#### [YOUR INSTRUCTIONS]
Each line of the data below that includes the string "true" must be copied.

Dataset rows describing interfaces:
'''

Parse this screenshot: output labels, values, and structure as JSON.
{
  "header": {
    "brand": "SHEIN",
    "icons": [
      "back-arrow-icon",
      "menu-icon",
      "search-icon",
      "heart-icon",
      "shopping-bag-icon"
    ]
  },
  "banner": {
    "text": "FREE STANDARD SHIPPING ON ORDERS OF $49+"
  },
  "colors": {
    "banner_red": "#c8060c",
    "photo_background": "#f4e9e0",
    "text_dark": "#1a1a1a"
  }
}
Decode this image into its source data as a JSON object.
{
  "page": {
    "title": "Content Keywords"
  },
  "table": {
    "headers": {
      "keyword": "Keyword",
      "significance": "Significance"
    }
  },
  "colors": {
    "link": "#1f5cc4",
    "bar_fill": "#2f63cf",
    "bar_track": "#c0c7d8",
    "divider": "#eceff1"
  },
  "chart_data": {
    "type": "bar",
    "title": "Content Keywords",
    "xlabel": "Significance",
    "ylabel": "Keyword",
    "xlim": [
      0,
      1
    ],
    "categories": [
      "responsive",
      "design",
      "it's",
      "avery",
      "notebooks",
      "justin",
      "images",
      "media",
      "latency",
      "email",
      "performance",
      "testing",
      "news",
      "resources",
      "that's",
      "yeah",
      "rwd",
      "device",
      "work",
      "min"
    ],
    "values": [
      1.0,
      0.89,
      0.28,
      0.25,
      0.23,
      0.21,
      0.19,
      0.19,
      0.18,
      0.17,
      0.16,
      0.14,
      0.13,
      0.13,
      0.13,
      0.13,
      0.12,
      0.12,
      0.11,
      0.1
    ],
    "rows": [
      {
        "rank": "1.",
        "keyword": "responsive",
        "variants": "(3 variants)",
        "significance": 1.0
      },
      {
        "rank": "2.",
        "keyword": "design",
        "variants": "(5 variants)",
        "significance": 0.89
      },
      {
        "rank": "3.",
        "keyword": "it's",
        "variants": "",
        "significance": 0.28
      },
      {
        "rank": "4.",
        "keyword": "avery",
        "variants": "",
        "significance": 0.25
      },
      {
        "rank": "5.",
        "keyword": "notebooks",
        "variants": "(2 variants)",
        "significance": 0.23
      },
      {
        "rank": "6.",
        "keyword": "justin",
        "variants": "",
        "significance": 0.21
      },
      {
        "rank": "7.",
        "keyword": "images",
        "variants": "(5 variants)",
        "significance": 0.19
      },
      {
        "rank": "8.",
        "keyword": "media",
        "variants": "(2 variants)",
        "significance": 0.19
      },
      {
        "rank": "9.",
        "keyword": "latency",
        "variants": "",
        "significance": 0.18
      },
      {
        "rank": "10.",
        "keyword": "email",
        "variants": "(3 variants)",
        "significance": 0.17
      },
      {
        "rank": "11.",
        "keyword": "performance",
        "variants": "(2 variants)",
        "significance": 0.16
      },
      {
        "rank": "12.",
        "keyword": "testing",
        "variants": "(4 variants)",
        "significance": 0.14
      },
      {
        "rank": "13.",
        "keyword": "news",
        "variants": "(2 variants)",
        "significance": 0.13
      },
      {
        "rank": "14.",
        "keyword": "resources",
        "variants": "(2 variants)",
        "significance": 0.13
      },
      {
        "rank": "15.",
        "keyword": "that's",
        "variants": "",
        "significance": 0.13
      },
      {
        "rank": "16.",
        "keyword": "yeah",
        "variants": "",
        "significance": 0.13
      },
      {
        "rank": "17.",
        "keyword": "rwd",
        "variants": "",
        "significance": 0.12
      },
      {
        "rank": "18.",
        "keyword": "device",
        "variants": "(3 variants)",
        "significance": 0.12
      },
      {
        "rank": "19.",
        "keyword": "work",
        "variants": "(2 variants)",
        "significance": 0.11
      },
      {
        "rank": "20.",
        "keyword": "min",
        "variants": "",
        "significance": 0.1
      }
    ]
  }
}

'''
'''

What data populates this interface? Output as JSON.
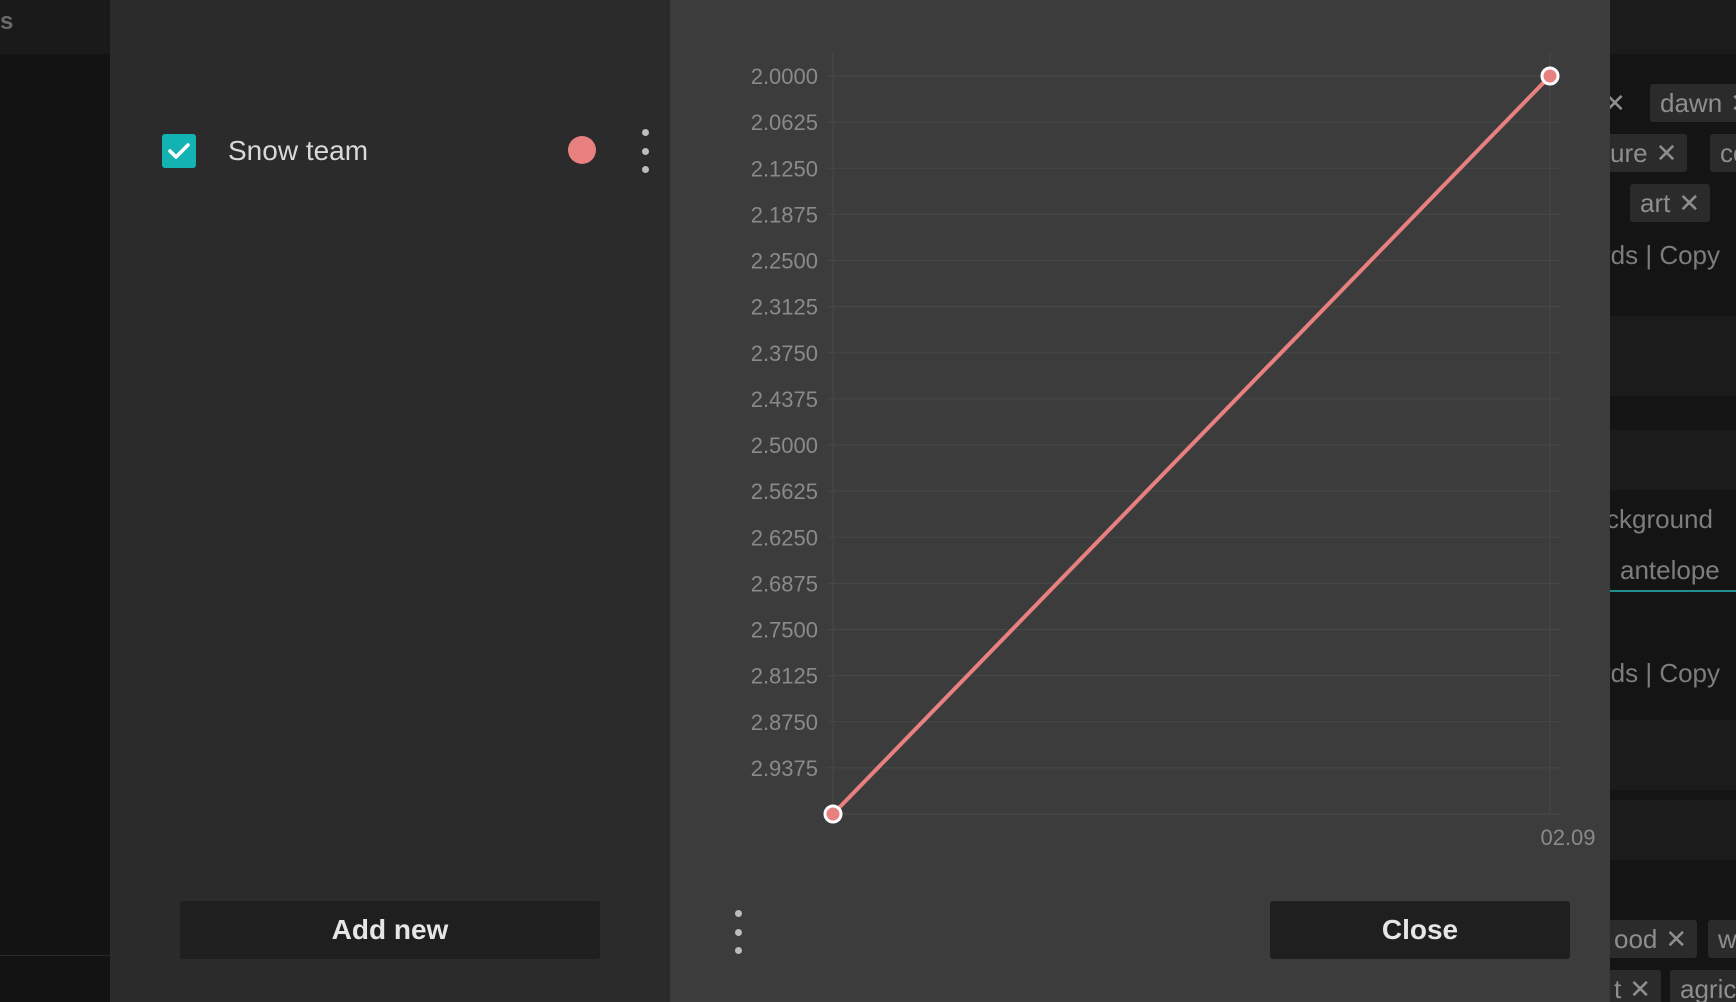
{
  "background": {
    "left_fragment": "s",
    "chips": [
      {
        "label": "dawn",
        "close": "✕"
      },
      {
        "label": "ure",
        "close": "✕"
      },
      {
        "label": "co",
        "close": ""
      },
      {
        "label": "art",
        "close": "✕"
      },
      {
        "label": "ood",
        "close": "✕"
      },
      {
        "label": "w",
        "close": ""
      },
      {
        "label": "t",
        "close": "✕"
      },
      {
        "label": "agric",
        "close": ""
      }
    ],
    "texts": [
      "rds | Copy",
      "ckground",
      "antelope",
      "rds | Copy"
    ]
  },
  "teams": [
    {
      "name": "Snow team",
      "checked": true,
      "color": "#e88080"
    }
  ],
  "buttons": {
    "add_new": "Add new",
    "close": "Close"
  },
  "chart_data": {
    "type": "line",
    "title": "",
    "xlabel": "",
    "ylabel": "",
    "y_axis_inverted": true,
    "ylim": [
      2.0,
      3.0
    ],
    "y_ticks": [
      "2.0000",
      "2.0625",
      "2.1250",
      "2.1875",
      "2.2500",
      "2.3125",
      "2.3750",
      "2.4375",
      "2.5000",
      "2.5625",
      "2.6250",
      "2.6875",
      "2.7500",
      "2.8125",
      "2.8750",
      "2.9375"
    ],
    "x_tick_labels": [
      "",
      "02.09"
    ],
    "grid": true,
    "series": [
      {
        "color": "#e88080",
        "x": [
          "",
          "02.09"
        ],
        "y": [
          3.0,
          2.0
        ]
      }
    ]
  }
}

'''
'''

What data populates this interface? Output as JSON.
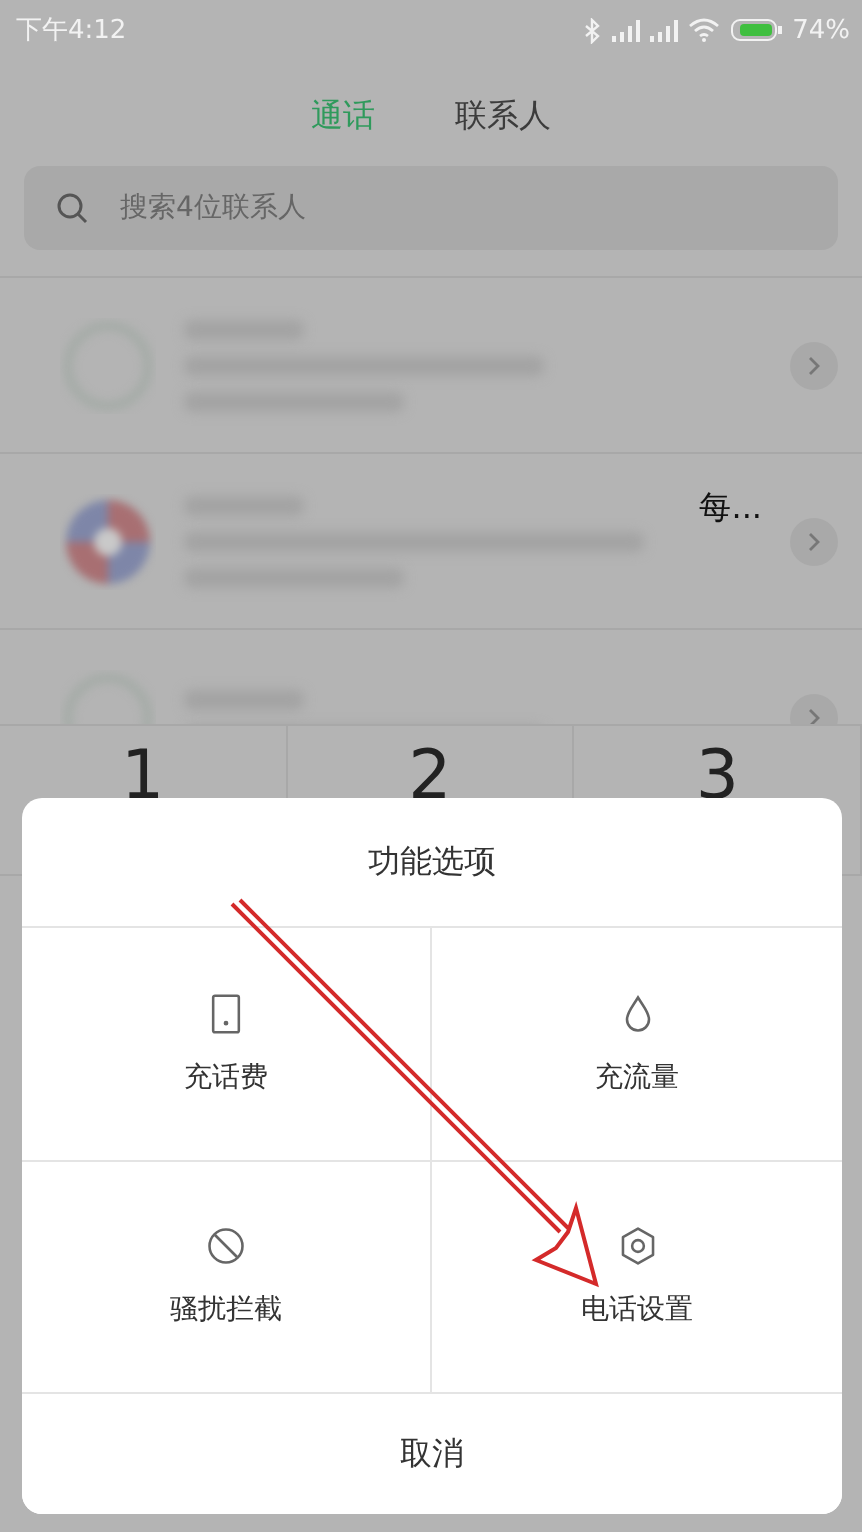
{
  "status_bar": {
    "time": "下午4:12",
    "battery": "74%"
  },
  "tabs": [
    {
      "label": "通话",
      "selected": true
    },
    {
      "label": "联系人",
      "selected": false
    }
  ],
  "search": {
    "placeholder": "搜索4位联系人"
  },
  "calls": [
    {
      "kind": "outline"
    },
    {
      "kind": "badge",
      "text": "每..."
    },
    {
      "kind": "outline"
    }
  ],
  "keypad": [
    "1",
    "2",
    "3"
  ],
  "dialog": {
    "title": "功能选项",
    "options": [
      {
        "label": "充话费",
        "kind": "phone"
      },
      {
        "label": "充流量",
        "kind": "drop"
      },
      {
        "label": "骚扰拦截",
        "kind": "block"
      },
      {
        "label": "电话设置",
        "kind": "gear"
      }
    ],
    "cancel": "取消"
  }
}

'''

#### [ANSWER FOR THE TASK]
      "checked": true,
    "y_axis_inverted": true,
    "grid": true,
      "selected": true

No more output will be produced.